Bruce Bergmann, regional pharmacy director for Marshfield Medical Center-Eau Claire, works inside the pharmacy Friday. Bergmann recommended people consider ordering their medications earlier after several changes at the U.S. Postal Service went into effect this month, including a slowing of the first-class letter delivery standard of one-to-three days to a one-to-five-day benchmark.

EAU CLAIRE — People who get medications delivered through the U.S. Postal Service should plan for longer shipping times starting this month, an Eau Claire pharmacist director said.

A new 10-year plan for the USPS, announced by Postmaster General Louis DeJoy in March, will slow mail delivery standards and cut hours at some post offices in an attempt to stabilize the struggling agency.

DeJoy said in March that the biggest change is a relaxing of the current first-class letter delivery standard of one-to-three-days to a one-to-five-day benchmark. The changes went into effect at the beginning of October.

“Our concern is that there’ll be times, if people are not planning ahead properly, that they will order their medications and because of delays, medications may not get to patients as fast as they expect and need them to,” said Bruce Bergmann, regional pharmacy director for Marshfield Medical Center-Eau Claire.

The Marshfield Medical Center-Eau Claire pharmacy draws patients from a wide region, from Thorp to Rice Lake to Menomonie, Bergmann said.

The pharmacy ships medications to patients via the USPS.

Many people who live in rural areas don’t have pharmacies nearby, and as people age they tend to need more medications, Bergmann said. Others don’t have reliable access to cars or other transportation; some might not be able to afford to drive to Eau Claire to pick up their medication.

“Some of the same people who use more medications are also limited in their ability to control delivery by picking up medications in our pharmacy,” Bergmann said. “There are medications that are very critical for people, from heart to diabetic medications. Missed doses can lead to adverse effects, if not even hospitalization.”

Bergmann said his most important recommendation is that people order their medications earlier, which will help guard against USPS delays or internal delays.

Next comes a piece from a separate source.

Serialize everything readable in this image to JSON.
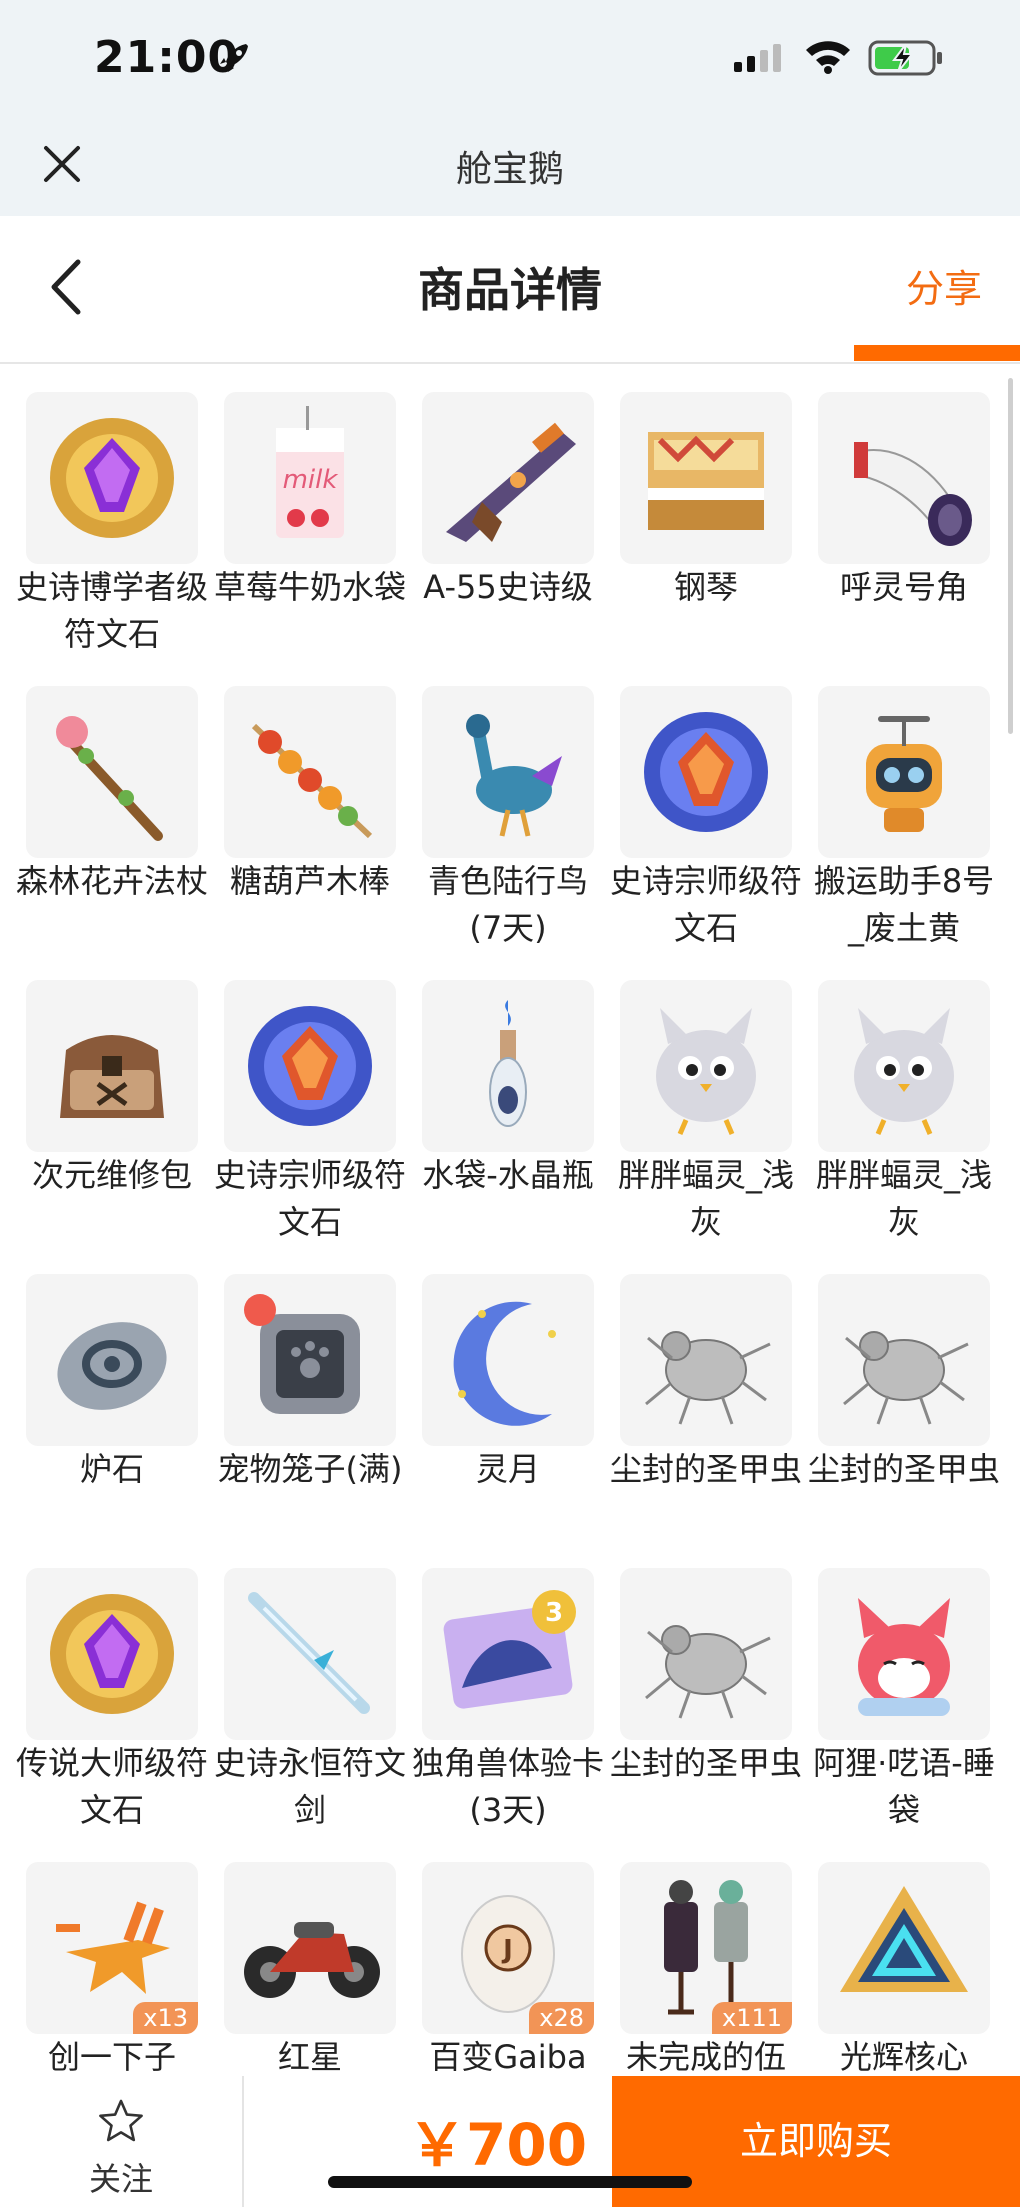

“When you’re getting down to, we usually say about a week’s supply … (at) seven to 10 days would be a wise time for people to order their medications early so that it can be at their mailbox in plenty of time,” he said.

Bergmann said he’s also concerned about new shipping delays involving temperature-sensitive medications, like insulin, which if heated loses effectiveness and if frozen cannot be used.

Holiday shipping price increases on the way

DeJoy said this year that the new 10-year plan aims to streamline USPS operations, end reliance on air transport for long-distance mail and invest in a new fleet of delivery vehicles.

Under the new plan, in August the price of stamps increased by three cents, from 55 to 58 cents. The post office is also beginning temporary price increases through Dec. 26 for some shipping.

“These temporary rates will keep the Postal Service competitive while providing the agency with the revenue to cover extra costs in anticipation of peak-season volume surges similar to levels experienced in 2020,” the USPS said in a press release Friday.

A mail sorting facility in Wausau was also slated to close under the new 10-year plan. The change means that mail sorting from the Wausau facility would move to Green Bay; postal union representatives criticized the plan, saying the closure could lead to delivery delays in parts of Wisconsin.

Contact: 715-833-9206, sarah.seifert@ecpc.com, @sarahaseifert on Twitter

Sarah Seifert is the L-T's education and health reporter. She has worked as a journalist in the Chippewa Valley since 2017 and joined the L-T in 2019. Get in touch at sarah.seifert@ecpc.com or on Twitter @sarahaseifert.